It is now that time where we are entering the summer months and its getting above 80 degrees outside. The standard operating temperature of the 2018 Lincoln Navigator L seems to be between 210-220 degrees which has always seemed too hot to me. Time after time Ive been shown charts and data throughout my entire life which demonstrate that temperatures like that always lead to premature failures like transmission failure. So I decided to try out the Reische Performance 170 degree thermostat for Ford Ecoboost engines like in the F150.
There were a few tricks to getting out the thermostat. The first step is to drain the coolant and there is a reddish drain knob under the vehicle on the drivers side. Its between the left frame rail and tire towards the front. It stands out as its the only red knob under there. If you turn that knob and have the coolant reservoir cap open it will be coming out fast. The other tricks to getting out the thermostat was the gymnastics under the hood. Squeezing my hand into the tight space of the engine to turn little bolts and not losing the tool or the bolt in the process...not fun. At one point I had to remove a large tube on the air intake to gain access but then it took a long time to figure out how to get it back on as more underhood gymnastics was required. When I say not fun, got very dirty, got a few small cuts with blood everywhere and took a lot of time trying to figure out how the air intake hose went back on.
When I was done reinstalling everything I added coolant. This was a process because I filled the reservoir up to the top but as the engine warmed up it seemed to need a bit more. So had to monitor the coolant level for a bit. I poured the old coolant with a funnel into the empty coolant bottles that I used to pour the new coolant in. It was about 1-2 bottles of coolant used to refill it. I dont think all of the coolant comes out when you turn that red knob but about 5-6 quarts.
I tested it out by driving around for about 20 minutes with full air condition and the vehicle in "Excite" or sport mode with the all wheel drive engaged. Then doing some spirited runs around town. I was able to get it up to 203 degrees maximum. Later on when I was cruising on the highway I found I was able to sustain about 190 degrees. It was 86 degrees out by the way. Usually on such spirited runs I would get the temperature up past 220 degrees easily.
From what I read in order to get the maximum benefit from this thermostat I need a "tune" which would set the fans to engage at different temperatures. However, I found that I was getting enough benefit as it was without the "tune". Operating temperatures were quite a bit lower.
The story does not end here. Im going to monitor the fuel efficiency of the setup and I might or might not keep it depending upon what I experience mpg wise.
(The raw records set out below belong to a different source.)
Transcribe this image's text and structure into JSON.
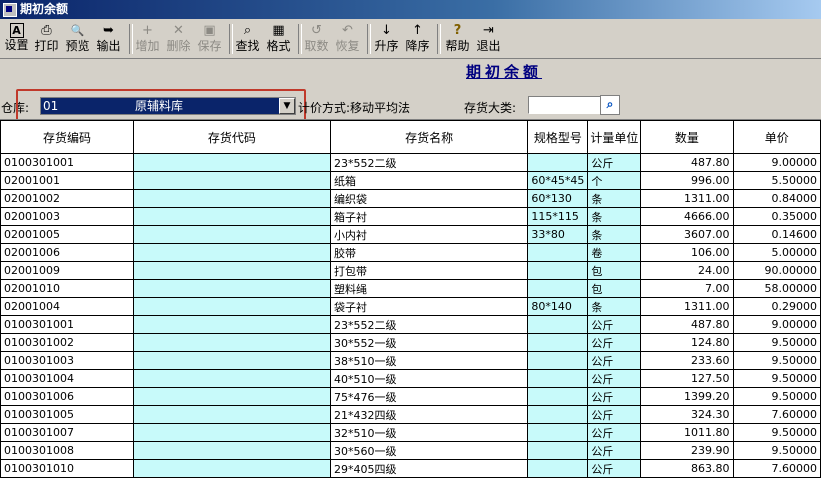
{
  "window": {
    "title": "期初余额"
  },
  "toolbar": {
    "buttons": [
      {
        "label": "设置",
        "icon": "A",
        "enabled": true
      },
      {
        "label": "打印",
        "icon": "⎙",
        "enabled": true
      },
      {
        "label": "预览",
        "icon": "🔍",
        "enabled": true
      },
      {
        "label": "输出",
        "icon": "➥",
        "enabled": true
      },
      {
        "label": "增加",
        "icon": "+",
        "enabled": false
      },
      {
        "label": "删除",
        "icon": "✕",
        "enabled": false
      },
      {
        "label": "保存",
        "icon": "▣",
        "enabled": false
      },
      {
        "label": "查找",
        "icon": "⌕",
        "enabled": true
      },
      {
        "label": "格式",
        "icon": "▦",
        "enabled": true
      },
      {
        "label": "取数",
        "icon": "↺",
        "enabled": false
      },
      {
        "label": "恢复",
        "icon": "↶",
        "enabled": false
      },
      {
        "label": "升序",
        "icon": "↓",
        "enabled": true
      },
      {
        "label": "降序",
        "icon": "↑",
        "enabled": true
      },
      {
        "label": "帮助",
        "icon": "?",
        "enabled": true
      },
      {
        "label": "退出",
        "icon": "⇥",
        "enabled": true
      }
    ]
  },
  "heading": "期初余额",
  "filters": {
    "warehouse_label": "仓库:",
    "warehouse_code": "01",
    "warehouse_name": "原辅料库",
    "valuation_label": "计价方式:移动平均法",
    "category_label": "存货大类:",
    "category_value": ""
  },
  "table": {
    "columns": [
      "存货编码",
      "存货代码",
      "存货名称",
      "规格型号",
      "计量单位",
      "数量",
      "单价"
    ],
    "rows": [
      [
        "0100301001",
        "",
        "23*552二级",
        "",
        "公斤",
        "487.80",
        "9.00000"
      ],
      [
        "02001001",
        "",
        "纸箱",
        "60*45*45",
        "个",
        "996.00",
        "5.50000"
      ],
      [
        "02001002",
        "",
        "编织袋",
        "60*130",
        "条",
        "1311.00",
        "0.84000"
      ],
      [
        "02001003",
        "",
        "箱子衬",
        "115*115",
        "条",
        "4666.00",
        "0.35000"
      ],
      [
        "02001005",
        "",
        "小内衬",
        "33*80",
        "条",
        "3607.00",
        "0.14600"
      ],
      [
        "02001006",
        "",
        "胶带",
        "",
        "卷",
        "106.00",
        "5.00000"
      ],
      [
        "02001009",
        "",
        "打包带",
        "",
        "包",
        "24.00",
        "90.00000"
      ],
      [
        "02001010",
        "",
        "塑料绳",
        "",
        "包",
        "7.00",
        "58.00000"
      ],
      [
        "02001004",
        "",
        "袋子衬",
        "80*140",
        "条",
        "1311.00",
        "0.29000"
      ],
      [
        "0100301001",
        "",
        "23*552二级",
        "",
        "公斤",
        "487.80",
        "9.00000"
      ],
      [
        "0100301002",
        "",
        "30*552一级",
        "",
        "公斤",
        "124.80",
        "9.50000"
      ],
      [
        "0100301003",
        "",
        "38*510一级",
        "",
        "公斤",
        "233.60",
        "9.50000"
      ],
      [
        "0100301004",
        "",
        "40*510一级",
        "",
        "公斤",
        "127.50",
        "9.50000"
      ],
      [
        "0100301006",
        "",
        "75*476一级",
        "",
        "公斤",
        "1399.20",
        "9.50000"
      ],
      [
        "0100301005",
        "",
        "21*432四级",
        "",
        "公斤",
        "324.30",
        "7.60000"
      ],
      [
        "0100301007",
        "",
        "32*510一级",
        "",
        "公斤",
        "1011.80",
        "9.50000"
      ],
      [
        "0100301008",
        "",
        "30*560一级",
        "",
        "公斤",
        "239.90",
        "9.50000"
      ],
      [
        "0100301010",
        "",
        "29*405四级",
        "",
        "公斤",
        "863.80",
        "7.60000"
      ]
    ]
  }
}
There is a Motorcraft 180 degree thermostat available and you can find that one by ordering the thermostat for the 2019 Lincoln MKT Livery. I recently did a coolant flush on that one and put in a new thermostat and found its exactly the same size as the one in Navigator but its set for 180 degrees.
Let me explain something about thermostats. When the thermostat is rated for 190 degrees it does NOT fully open at 190 degrees. It will start opening and then somewhere north of 210 degrees is when it fully opens. So the 170 degree thermostat will start to open at 170 and then fully open somewhere above 190 degrees.
The Reische Performance thermostat has been out there for years and I found forum posts some 6 years old. I think this modification is a no brainer and should be done right away with any Ecoboost engine. The only question I have right now is about fuel economy with this setup...another question is how will it do in winter and maybe I should switch to the 180 or 190 when that time comes. A lot of people seem to be in agreement that an operating temperature above 210 degrees is not a good thing. 180-200 is more preferable for reliability. I have no data or studies on that but it seems to agree with what Ive heard over the years about heat and engine/trans longevity.https://www.reischeperformance.com/index.html#anchor